Tak II also tosses you headlong into rushing rapids at times, where you and your trusty barrel will go careening down the river at a madcap pace. These levels, which are scattered throughout the stages set in the waking world, might be the most impressive of the lot; the water effects are pretty impressive, and there’s a real sense of uncontrolled speed. I’d play a kart racer based around the river levels, and I usually hate kart racers.
The dreamworld, on the other hand, is a place where a series of platforms float above an infinite drop. Tak’ll learn new moves here that he can take back into the waking world, but he’ll also face off against a wide variety of nightmare creatures: invisible Stalkers, Puffers that clamp onto his head, thorny vines that hold monster-generating portals, and a host of others. Tak II's greatest challenges are set in the dreamworld, whether they’re long jumping sequences or powerful boss encounters.
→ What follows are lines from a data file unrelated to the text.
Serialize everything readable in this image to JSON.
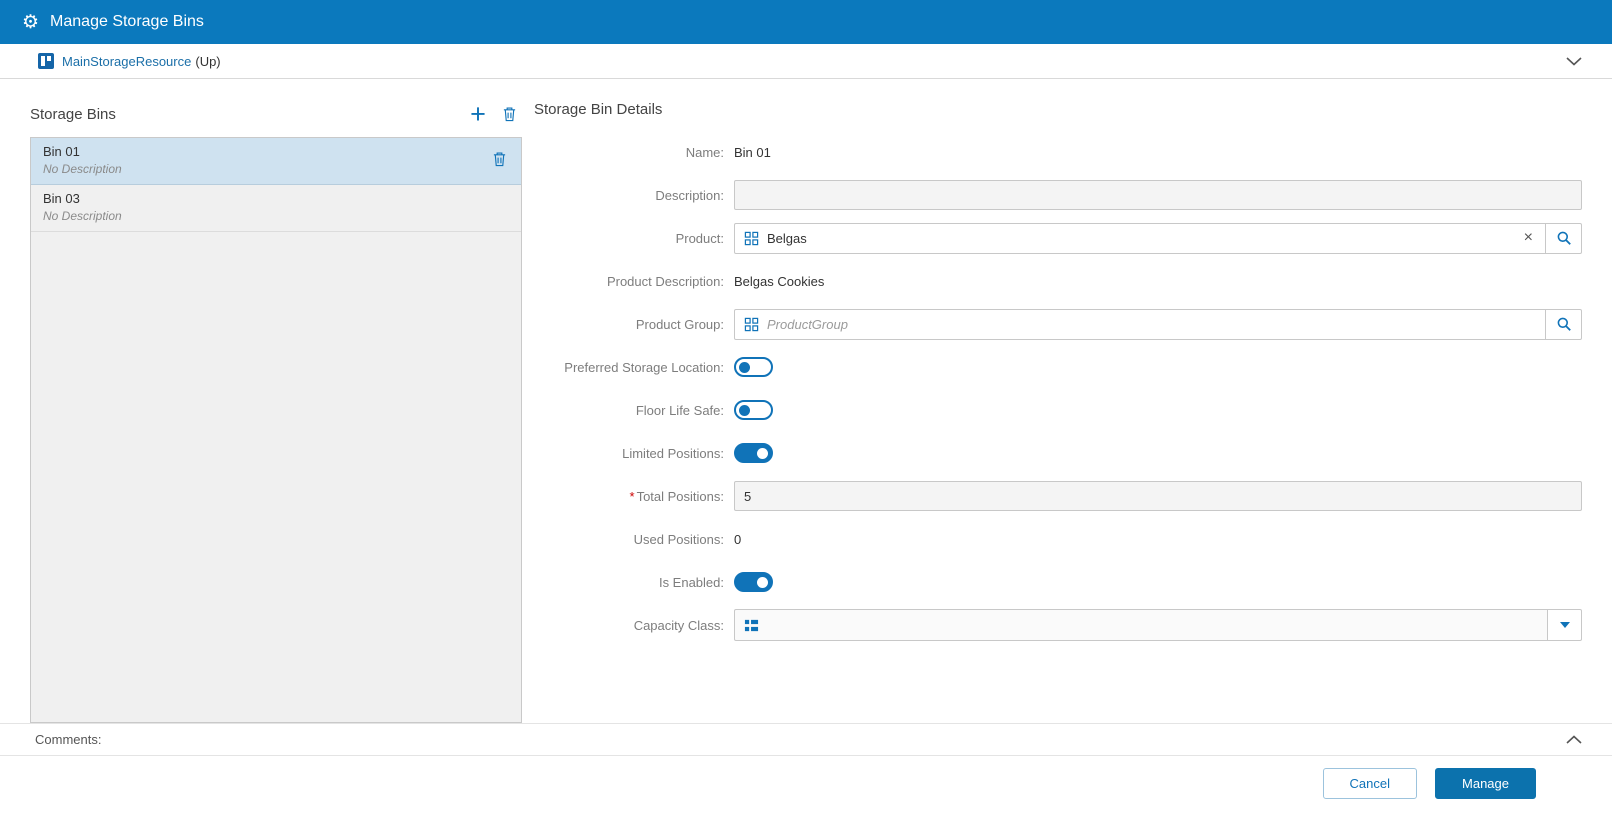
{
  "header": {
    "title": "Manage Storage Bins"
  },
  "breadcrumb": {
    "link": "MainStorageResource",
    "suffix": "(Up)"
  },
  "bins_panel": {
    "title": "Storage Bins",
    "items": [
      {
        "name": "Bin 01",
        "description": "No Description",
        "selected": true
      },
      {
        "name": "Bin 03",
        "description": "No Description",
        "selected": false
      }
    ]
  },
  "details": {
    "title": "Storage Bin Details",
    "name_label": "Name:",
    "name_value": "Bin 01",
    "description_label": "Description:",
    "description_value": "",
    "product_label": "Product:",
    "product_value": "Belgas",
    "product_description_label": "Product Description:",
    "product_description_value": "Belgas Cookies",
    "product_group_label": "Product Group:",
    "product_group_placeholder": "ProductGroup",
    "preferred_storage_label": "Preferred Storage Location:",
    "floor_life_label": "Floor Life Safe:",
    "limited_positions_label": "Limited Positions:",
    "total_positions_required_mark": "*",
    "total_positions_label": "Total Positions:",
    "total_positions_value": "5",
    "used_positions_label": "Used Positions:",
    "used_positions_value": "0",
    "is_enabled_label": "Is Enabled:",
    "capacity_class_label": "Capacity Class:",
    "toggles": {
      "preferred_storage_location": false,
      "floor_life_safe": false,
      "limited_positions": true,
      "is_enabled": true
    }
  },
  "comments": {
    "label": "Comments:"
  },
  "footer": {
    "cancel_label": "Cancel",
    "manage_label": "Manage"
  },
  "icons": {
    "gear": "⚙",
    "add": "+",
    "clear": "×"
  },
  "colors": {
    "header_bg": "#0b79bd",
    "accent": "#1073b8",
    "selected_row": "#cfe2f0",
    "required": "#cc0000"
  }
}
Finally, you can collect bugs, plants, fruits, and minerals as ingredients for Juju Potions, the recipes for which are hidden throughout Tak II's stages. A Juju Potion doesn’t actually do anything for you in the singleplayer game, but actually unlocks extras like movies, sound tests, and both single- and multiplayer Dinky Games. The games include Phoenix Fight (dogfighting on the backs of firebreathing birds), Snowboard Race (jungle-dwelling tribesmen are surprisingly adept snowboarders), Sandboard Trick Score (like Tony Hawk, but with more sand), and Mummy Shuffle (herd colored mummies into a lava pit to score).
It’s definitely targeted at a younger crowd, as Nickolodeon’s involvement would seem to indicate, but Tak II has enough challenges and gameplay to draw in older gamers. I was going to stick it with the “children’s game” label, but then the first boss kicked my teeth in. If you want a straightforward action-platformer comedy, for you or for your kids, then Tak II is the game for you.